Last weekend, I was a bacterium. I was also a brown cow, a frog, a piano and some lush, green grass. Above all, I was aware of my place in the universe.
I was playing a game called Everything, created by David O’Reilly and available on PlayStation 4. In it, the player starts off as one animal before discovering that they can then take control of practically any other creature they meet, no matter how large or small – which leads to some astonishing discoveries about the interconnected ecosystem of our universe.
Along the way, the player stumbles upon audio recordings by the late philosopher Alan Watts. His musings on the nature of existence form most of the game’s soundtrack.
It’s beautiful. It’s mind-expanding. It’s not a typical game.
And yet it’s not so very peculiar either.

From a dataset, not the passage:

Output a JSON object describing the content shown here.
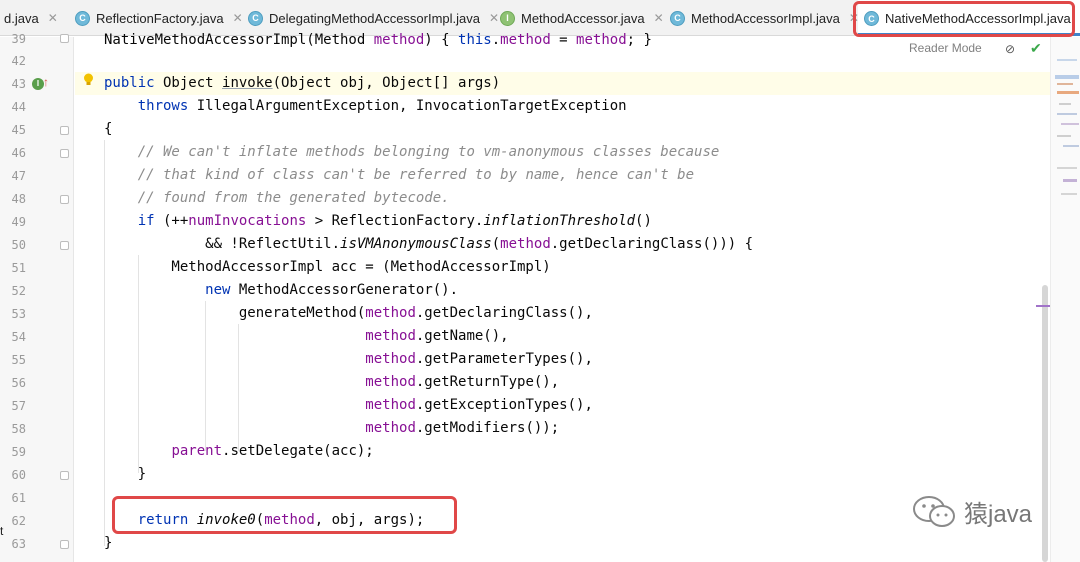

Games are dealing with more and more subtle topics in more and more sophisticated ways, leading me to wonder, ‘Is there is any subject that games cannot tackle?’ As a writer, it’s an exciting question.

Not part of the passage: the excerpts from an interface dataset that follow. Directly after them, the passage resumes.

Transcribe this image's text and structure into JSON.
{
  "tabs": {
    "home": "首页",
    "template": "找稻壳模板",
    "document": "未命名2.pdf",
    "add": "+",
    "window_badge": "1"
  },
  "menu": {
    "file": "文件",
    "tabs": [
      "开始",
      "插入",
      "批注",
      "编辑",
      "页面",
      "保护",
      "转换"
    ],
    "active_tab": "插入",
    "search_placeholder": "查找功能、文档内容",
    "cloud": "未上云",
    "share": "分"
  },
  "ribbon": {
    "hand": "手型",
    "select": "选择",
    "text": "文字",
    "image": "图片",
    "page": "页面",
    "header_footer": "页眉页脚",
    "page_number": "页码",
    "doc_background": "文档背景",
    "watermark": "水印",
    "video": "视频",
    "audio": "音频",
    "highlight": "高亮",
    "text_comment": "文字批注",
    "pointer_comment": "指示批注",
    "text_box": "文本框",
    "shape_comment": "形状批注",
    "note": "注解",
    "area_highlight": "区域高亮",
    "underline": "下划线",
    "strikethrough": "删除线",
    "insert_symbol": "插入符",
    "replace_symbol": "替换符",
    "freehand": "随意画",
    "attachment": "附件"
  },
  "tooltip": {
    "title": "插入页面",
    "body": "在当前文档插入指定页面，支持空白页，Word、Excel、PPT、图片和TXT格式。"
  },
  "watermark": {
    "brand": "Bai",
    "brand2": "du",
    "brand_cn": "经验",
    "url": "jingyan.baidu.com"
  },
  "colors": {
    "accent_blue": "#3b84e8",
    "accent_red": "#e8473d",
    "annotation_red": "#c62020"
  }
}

In recent years, games have addressed such sensitive issues as coping with the loss of a child (That Dragon, Cancer), alcoholism (Papa & Yo), immigration (Papers, Please) and the dehumanisation of society (any number of games by Molleindustria).

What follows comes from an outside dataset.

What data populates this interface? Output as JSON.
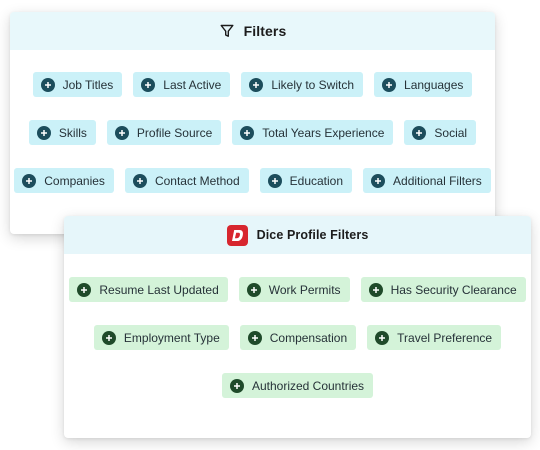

While these aren’t mainstream titles, they’ve achieved significant critical and commercial success. They’re the equivalent of indie films in the movie industry: creative, brilliant, but all too easily lost among the studio blockbusters.
What’s more, games like this can often communicate more eloquently and powerfully than the written word alone. I know that Everything will leave a greater impression on me than a collection of Watts’ essays ever could.
A recent event at the British Library showcased a handful of existing and forthcoming games adapted from books: The Witcher series, Around the World in 80 Days, Kim and The Kraken Wakes have all had the ludonarrative treatment.
But sophisticated stories don’t have to be books before they become games. Writers of all kinds should consider games as a viable, expressive medium for their ideas. The technology is increasingly accessible, and there’s a growing market for intelligent, thoughtful work. That growth will only accelerate if more writers take the medium as seriously as they do books, poetry, TV, radio, theatre or film.
If the purpose of art is to produce empathy – to make someone better understand the human experience – then games can be an incredibly effective art form. Because most games require the player to take an active role in the story, they immediately place you in someone else’s shoes. The player is not just a passive observer. They must play a role. They must make decisions. They must take action.
In the past, there was a fairly narrow selection of potential player-characters, limited by the range of actions a game could reasonably simulate: physical movement and destruction were easiest to replicate, so we ended up playing as warriors, adventurers, sportspeople and ravenous beasts.
Motion and destruction are still things that games do well, and the industry is in a constant arms race to produce bigger and better explosions. Mega-budget military games are never far from the top of the charts and that has led to casual observers believing that video games are mindlessly violent. But judging all games by whatever is top of the charts is like judging all music by whatever wins The X Factor.
Looking beyond the mainstream, writers will find games that force their players to confront some deeply emotive and subtle dilemmas. Papers, Please asks the player to choose between enforcing a series of unfair laws and protecting their own family. Depression Quest elegantly shows the diminishing range of options that a depressed person has when dealing with everyday life.
And such examples have started to influence the mainstream too. In last year’s hit The Witcher III, an epic fantasy adventure, the fate of the world ultimately hinges on a handful of nuanced parenting decisions made far from the field of battle.
Games are a relatively new medium and their capabilities are still growing. These are formative years and writers should be at the forefront of the medium’s development, applying their storytelling skills, diverse voices and emotional intelligence to help produce truly moving works of art – about everything.
David Varela is teaching a residential Arvon course in Writing for Games alongside producer John Dennis at The Hurst in Shropshire, 5-10 June. Bookings close on 21 April.